As a teenager, Timothy Walter “Tim” Burton (*1958 in Burbank, California) developed a great enthusiasm for horror and science fiction movies, and made his first Super-8 movies with a group of other teenaged cinephiles. He began studying animation in 1977 at the California Institute of the Arts in Valencia, California, and was later hired by Disney to work on animated films such as The Fox and the Hound (1981). At the same time he made his own short films there, Vincent (1982), Hansel and Gretel (1983), and Frankenweenie (1984). Burton left the studio in 1984 to devote himself to his own career as a filmmaker. In the ensuing years he made such films as Edward Scissorhands (1990), Mars Attacks! (1996), Sleepy Hollow (1999) and Charlie and the Chocolate Factory (2005). Burton has been nominated for Oscars many times, and in 2007 he was awarded the Cannes Film Festival’s Gold Lion for his life’s work.
Master of the Grotesque
“Drawing allowed me to vent whatever I felt, in order to get out of the soul-killing uniformity of the suburbs.” (Tim Burton)
He is considered a “gifted filmmaker” (Die Welt), a “master of the fantastical horror trip, the surreal screen spectacle” (Der Spiegel). The films by the American director Tim Burton—whether Beetlejuice, Edward Scissorhands, The Nightmare before Christmas, or Alice in Wonderland—cast a spell over the audience, luring them into garish, grotesque worlds on the threshold between reality and dream. Yet, while his films often attain cult status, most of his work in the fine arts has yet to be discovered.

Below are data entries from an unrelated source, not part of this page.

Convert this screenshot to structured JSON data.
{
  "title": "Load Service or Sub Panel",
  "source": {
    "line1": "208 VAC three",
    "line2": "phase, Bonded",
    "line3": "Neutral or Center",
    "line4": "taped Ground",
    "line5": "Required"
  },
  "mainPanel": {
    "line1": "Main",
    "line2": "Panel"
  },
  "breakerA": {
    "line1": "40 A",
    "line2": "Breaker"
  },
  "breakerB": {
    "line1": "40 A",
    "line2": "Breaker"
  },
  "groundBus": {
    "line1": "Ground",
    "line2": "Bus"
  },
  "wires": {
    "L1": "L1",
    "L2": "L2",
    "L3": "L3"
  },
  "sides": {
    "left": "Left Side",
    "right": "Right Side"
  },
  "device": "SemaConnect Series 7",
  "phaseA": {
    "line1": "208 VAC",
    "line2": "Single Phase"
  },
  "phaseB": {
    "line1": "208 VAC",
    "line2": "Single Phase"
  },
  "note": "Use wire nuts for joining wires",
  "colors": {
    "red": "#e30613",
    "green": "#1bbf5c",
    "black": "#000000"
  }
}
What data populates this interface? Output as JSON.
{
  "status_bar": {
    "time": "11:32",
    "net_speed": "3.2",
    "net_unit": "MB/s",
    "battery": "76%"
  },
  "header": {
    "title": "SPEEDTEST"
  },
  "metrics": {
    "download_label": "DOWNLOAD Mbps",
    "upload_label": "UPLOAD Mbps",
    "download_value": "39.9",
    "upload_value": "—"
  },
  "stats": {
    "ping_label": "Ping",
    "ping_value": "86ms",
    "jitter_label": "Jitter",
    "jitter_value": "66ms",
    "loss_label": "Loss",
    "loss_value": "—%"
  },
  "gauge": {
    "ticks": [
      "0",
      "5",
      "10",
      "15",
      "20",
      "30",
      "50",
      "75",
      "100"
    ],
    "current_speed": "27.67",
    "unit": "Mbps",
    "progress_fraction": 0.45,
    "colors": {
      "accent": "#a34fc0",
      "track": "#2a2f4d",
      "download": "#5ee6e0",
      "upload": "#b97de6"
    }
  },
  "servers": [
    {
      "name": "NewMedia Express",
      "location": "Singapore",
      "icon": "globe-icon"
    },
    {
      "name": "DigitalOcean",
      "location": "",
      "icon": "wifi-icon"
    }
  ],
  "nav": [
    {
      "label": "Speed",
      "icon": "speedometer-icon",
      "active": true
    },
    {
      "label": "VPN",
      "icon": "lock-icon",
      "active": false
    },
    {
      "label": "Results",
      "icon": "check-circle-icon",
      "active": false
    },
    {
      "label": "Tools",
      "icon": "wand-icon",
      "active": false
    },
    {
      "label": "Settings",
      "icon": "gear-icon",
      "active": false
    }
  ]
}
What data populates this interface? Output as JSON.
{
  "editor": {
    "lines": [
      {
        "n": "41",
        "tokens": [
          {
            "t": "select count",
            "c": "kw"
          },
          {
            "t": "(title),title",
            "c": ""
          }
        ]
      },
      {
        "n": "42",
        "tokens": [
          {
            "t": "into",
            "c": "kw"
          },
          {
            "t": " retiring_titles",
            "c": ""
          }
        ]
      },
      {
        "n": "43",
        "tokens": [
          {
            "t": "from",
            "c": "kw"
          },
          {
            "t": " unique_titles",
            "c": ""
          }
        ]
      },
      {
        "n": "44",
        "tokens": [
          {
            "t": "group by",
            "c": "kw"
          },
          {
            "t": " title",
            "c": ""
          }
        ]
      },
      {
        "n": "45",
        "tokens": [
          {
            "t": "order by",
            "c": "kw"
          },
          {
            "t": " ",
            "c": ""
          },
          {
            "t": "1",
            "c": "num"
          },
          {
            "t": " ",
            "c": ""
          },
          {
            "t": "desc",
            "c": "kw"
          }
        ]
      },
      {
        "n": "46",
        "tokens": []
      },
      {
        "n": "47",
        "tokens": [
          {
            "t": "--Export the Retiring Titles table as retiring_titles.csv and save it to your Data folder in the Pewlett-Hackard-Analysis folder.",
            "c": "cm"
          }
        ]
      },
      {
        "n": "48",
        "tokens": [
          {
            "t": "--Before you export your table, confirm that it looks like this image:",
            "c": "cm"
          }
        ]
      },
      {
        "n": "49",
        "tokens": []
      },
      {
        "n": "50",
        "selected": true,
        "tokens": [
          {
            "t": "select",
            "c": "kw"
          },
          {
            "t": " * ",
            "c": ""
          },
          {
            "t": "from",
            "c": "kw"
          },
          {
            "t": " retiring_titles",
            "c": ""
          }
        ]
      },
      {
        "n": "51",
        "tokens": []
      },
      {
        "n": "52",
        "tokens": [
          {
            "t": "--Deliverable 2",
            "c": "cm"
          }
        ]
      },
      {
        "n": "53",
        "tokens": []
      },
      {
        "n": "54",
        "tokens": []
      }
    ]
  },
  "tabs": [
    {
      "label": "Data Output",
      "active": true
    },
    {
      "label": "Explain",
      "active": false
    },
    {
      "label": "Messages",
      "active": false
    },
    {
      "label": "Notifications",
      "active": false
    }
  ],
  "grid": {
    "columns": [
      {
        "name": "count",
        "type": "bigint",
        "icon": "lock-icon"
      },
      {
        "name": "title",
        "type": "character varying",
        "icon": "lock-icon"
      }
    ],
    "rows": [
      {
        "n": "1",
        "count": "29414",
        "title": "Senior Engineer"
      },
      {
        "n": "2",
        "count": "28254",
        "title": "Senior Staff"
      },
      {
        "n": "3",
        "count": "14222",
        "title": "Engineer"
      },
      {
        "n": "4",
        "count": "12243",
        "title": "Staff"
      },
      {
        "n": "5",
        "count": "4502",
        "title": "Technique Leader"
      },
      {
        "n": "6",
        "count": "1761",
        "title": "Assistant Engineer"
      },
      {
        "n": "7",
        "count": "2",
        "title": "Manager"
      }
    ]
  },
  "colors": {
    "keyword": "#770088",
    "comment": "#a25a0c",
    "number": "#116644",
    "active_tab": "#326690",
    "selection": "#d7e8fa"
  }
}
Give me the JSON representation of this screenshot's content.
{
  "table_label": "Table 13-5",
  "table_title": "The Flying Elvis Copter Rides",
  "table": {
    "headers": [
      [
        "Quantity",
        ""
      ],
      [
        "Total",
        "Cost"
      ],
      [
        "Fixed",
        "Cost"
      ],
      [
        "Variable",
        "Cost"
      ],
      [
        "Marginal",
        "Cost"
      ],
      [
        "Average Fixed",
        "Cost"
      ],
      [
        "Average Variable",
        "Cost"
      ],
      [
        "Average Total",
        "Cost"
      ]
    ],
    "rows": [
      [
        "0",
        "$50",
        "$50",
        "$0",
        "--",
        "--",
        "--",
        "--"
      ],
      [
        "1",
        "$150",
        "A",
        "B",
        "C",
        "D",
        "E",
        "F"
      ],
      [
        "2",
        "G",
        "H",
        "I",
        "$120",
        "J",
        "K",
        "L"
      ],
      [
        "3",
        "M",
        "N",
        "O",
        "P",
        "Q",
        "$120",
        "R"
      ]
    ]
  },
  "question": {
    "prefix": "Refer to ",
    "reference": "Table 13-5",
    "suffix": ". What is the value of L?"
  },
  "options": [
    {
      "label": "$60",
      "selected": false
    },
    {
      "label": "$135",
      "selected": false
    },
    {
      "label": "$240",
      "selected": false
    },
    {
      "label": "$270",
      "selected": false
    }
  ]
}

Burton’s first tentative attempts at drawing were made in his hometown of Burbank, near Los Angeles—the “abyss of hell,” as he once stated, “everything looked exactly the same.” He escaped the dreariness of the suburbs and the “sea of monotony” by watching horror movies, drawing, and playing in the city cemetery, as he has said.
Today, Burton’s private archives contain more than ten thousand drawings, paintings, film puppets, models, and storyboards. They provide fascinating insight into the director’s/multimedia artist’s world of bizarre ideas, constituting a kind of weird, visual journal overflowing with humor: here is a man whose own shadow rises up like a monster behind him (Untitled / Vincent, 1982); a woman is literally pulled out of the eyes that have fallen out of a man’s head (Untitled / Cartoons, around 1979–1984); and monsters with wide-open maws snapping at our blue planet (Surrounded, 1996). Burton’s creatures are often wounded, even obviously sewn together, as in The Green Man (1999) or Sally Parts (1993)—outsiders, one and all, even freaks, who play the main roles in his films. In Tim Burton’s bizarre visual universe, deviation is the norm—it is a panopticon of fantasies, both scary and beautiful, gruesome and comical—a wonderful, twisted mixture of poetry, humor, and horror.
Thematically, his body of work spans a broad arc: through his drawings, especially, which are the artist’s most essential means of expression, Burton muses about life in American suburbs, about being different, about carnivalesque and pop-culture themes such as Halloween, combining elements of pop culture and B movies, cartoons and comics. His inventive images and bizarre worlds—the antitheses of the one in which he spent a sheltered childhood—also provide a sense of how his films develop over the years, from the concept to the storyboard, for these drawings are often characters or settings for his movies. Many of them are quickly jotted down on napkins, newspaper, or notepaper. For instance, the viewer will see Edward Scissorhands looking out of his deep-set eyes from a nervously scrawled ink and pencil drawing from 1990. The choleric Red Queen from Alice in Wonderland, with her exaggeratedly heart-shaped mouth, looks at us from an ink and colored pencil drawing from 2009. In their carefree creativity, the compositions show the artist’s sense of being free of norms and academic rules. “There was this almost like drug-induced sense of freedom. And I fight that every day, someone saying, ‘You can’t do that. This doesn’t make any sense.’”
His spontaneous way of working, in which he deliberately does not turn on the corrective intellect, recalls the kind of automatism employed by the Surrealists in their écriture automatique. “I definitely don’t like to overanalyze,” Burton once said, “I just go with a feeling, wherever, whenever, which is why I try to always have a notebook with me.” Critics have therefore often compared Burton’s style with pop-Surrealism, as well as with German Expressionism and Gothic culture.
Since these works often spring from emotions and are frequently subjective and personal, it is no wonder that they were originally not intended for public viewing. But the MoMA in New York offered to produce a large traveling exhibition for the artist/director in 2009, and honored his body of work at stations in New York, Melbourne, and Toronto. Now, the survey at the Max Ernst Museum in Brühl provides a kind of journey through the brilliant mind of the eccentric Burton—“a pleasure trip through a world of horror,” as Der Spiegel wrote. “I hope you like it,” wrote Tim Burton in the accompanying catalogue. Yes, we do. But have a look for yourself . . .
20.10.2015 Stefanie Gommel